Quite a few people in my little survey above mentioned sewing as a type of therapy, and I can testify myself that sewing helped bring me through a difficult period of time. When I first started this blog, I was far away from family and friends, feeling like I didn’t quit fit in where I was, and I threw myself into this creative outlet. While I don’t recommend doing that forever, I think it played a huge part in keeping me sane during that period of time! Designing, redesigning, cutting, stitching, ripping, altering and finally finishing something gives such a sense of satisfaction. I can’t think of anything else quite like it.My sewing skills have progressed so far since those first cloth diapers. (My photography skills, too, but that’s another post!) Even those first things that I sewed, though, were useful, and they were beautiful because they were made with love, and I learned with every single stitch. As we grow older, I think we often forget how much value there is in learning, in forgiving ourselves when things don’t turn out perfectly, and striving to do a little bit better each time we complete something. I wrote a guest post for Hopeful Threads last year about creating for family and imperfection: Imperfection and Leaving a Legacy.
I sew because I love to create. I sew because something handmade holds a part of the giver forever. I sew because I enjoy giving a part of me to those that I love.I sew because my nieces enjoy telling their friends that the bags they received for Christmas are one-of-a-kind and made just for them!I sew because my little guy asks me, “Are you making that for me?” (And, just for my blogger friends, that question is usually followed with, “I’ll let you take pictures of me if you give me a lollipop!”)I sew because it gives me an outlet to give to people in need.One of my favorite things about sewing, though, is sharing my love for sewing by teaching others! There’s something amazing about passing on not only the skills, but the desire to create something with your own hands. I get just as excited to see pictures of something that someone has sewn with one of my patterns or tutorials as I do when I finish my own projects … maybe even more! Just last week, I followed along while a few of my sweet customers answered questions posed by someone new to my patterns, and I loved reading, “Bonnie’s patterns are the reason I started sewing,” and, “I learned to sew with the Patrick Raglan!” Sharing my love of sewing has brought me more joy than I could have imagined! And, you don’t have to be a pattern designer to share in that joy — teach your children to sew, invite your neighbors over for a sewing party, or organize a sew-along in an online community.
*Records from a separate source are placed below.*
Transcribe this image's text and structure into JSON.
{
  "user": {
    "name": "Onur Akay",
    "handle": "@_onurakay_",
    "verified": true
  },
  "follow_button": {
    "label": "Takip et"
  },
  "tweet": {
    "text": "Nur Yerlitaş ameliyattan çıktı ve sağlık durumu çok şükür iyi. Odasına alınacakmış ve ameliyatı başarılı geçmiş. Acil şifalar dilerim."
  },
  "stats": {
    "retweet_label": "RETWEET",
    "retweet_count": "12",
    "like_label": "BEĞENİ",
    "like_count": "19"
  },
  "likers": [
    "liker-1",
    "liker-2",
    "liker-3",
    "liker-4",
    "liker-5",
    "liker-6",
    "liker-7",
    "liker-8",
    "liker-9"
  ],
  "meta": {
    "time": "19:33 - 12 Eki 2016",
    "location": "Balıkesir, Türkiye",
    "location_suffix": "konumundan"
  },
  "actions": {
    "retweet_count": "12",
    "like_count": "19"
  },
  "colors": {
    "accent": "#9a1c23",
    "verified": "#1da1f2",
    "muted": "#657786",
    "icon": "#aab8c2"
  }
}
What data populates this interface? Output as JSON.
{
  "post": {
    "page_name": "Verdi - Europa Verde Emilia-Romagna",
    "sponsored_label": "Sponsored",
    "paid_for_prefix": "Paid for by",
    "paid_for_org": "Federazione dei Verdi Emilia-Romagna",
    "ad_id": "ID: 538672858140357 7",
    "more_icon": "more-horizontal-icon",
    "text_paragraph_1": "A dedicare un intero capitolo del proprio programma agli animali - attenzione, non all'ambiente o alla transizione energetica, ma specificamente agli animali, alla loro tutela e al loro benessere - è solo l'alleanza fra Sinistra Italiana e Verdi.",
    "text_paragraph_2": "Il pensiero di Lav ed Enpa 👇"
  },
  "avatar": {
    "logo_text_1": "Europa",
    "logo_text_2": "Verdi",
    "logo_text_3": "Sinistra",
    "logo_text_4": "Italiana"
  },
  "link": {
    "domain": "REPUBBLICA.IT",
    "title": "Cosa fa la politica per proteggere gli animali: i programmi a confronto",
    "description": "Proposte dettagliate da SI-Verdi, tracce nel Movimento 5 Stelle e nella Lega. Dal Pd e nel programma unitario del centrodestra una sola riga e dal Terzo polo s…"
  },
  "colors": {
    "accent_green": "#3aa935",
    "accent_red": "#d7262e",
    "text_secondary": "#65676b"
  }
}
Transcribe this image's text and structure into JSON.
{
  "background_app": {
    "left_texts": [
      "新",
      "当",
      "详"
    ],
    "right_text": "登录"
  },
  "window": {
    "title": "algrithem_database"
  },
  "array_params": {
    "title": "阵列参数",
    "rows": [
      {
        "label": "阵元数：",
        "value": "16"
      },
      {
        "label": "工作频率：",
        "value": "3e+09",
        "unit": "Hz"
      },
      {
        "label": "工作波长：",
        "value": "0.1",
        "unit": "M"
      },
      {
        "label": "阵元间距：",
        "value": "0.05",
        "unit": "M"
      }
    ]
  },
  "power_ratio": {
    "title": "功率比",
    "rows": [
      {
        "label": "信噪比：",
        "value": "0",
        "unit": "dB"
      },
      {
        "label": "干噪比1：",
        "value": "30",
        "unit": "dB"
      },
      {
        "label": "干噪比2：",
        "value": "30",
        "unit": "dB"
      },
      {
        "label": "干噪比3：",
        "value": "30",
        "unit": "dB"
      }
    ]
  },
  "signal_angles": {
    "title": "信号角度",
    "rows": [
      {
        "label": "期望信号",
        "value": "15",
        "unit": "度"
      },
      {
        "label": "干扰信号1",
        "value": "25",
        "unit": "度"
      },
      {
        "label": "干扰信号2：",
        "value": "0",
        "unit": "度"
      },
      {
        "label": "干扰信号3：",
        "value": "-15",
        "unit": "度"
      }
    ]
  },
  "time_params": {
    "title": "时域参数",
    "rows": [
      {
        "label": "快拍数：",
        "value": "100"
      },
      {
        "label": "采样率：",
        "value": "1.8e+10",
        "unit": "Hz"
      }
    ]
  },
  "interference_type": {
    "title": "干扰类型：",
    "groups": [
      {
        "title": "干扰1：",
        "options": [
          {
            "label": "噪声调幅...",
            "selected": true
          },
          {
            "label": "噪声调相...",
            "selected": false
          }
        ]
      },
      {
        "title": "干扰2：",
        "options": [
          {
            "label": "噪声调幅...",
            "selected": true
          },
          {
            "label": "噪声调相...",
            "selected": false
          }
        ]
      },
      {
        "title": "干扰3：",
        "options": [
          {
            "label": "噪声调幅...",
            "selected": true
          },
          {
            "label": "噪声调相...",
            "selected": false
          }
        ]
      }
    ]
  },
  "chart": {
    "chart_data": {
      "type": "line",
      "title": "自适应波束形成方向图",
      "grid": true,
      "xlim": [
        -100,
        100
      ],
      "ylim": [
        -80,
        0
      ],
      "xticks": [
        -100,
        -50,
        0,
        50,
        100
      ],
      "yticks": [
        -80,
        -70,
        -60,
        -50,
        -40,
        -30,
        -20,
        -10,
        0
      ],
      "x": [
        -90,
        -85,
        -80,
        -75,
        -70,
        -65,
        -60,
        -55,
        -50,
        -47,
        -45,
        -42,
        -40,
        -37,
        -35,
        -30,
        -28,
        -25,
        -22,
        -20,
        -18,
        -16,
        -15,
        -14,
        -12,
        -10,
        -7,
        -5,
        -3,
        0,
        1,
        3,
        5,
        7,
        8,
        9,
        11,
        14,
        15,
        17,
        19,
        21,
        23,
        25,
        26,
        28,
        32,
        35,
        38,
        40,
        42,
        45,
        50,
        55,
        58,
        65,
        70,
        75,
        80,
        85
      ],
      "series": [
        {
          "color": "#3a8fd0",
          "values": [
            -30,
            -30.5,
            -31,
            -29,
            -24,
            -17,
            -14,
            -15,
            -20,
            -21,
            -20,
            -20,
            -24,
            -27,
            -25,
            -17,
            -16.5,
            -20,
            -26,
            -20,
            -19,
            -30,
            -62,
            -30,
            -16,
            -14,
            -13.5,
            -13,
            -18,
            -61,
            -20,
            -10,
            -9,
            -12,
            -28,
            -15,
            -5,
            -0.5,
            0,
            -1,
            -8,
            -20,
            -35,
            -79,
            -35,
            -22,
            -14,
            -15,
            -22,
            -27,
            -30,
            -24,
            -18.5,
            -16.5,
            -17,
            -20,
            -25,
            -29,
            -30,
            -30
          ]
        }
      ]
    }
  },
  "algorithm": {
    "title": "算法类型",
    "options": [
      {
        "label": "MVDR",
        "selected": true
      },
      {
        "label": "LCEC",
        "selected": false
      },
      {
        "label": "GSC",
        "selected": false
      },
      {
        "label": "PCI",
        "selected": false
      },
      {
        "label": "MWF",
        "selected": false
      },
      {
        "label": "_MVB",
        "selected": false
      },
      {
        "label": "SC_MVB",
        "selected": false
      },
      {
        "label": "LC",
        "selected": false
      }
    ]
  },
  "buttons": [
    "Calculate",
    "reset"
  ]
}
Now that you know a little about why I sew, check out these other great bloggers who are sharing why they sew, and then join in our link party below to share why you sew! We all want to know!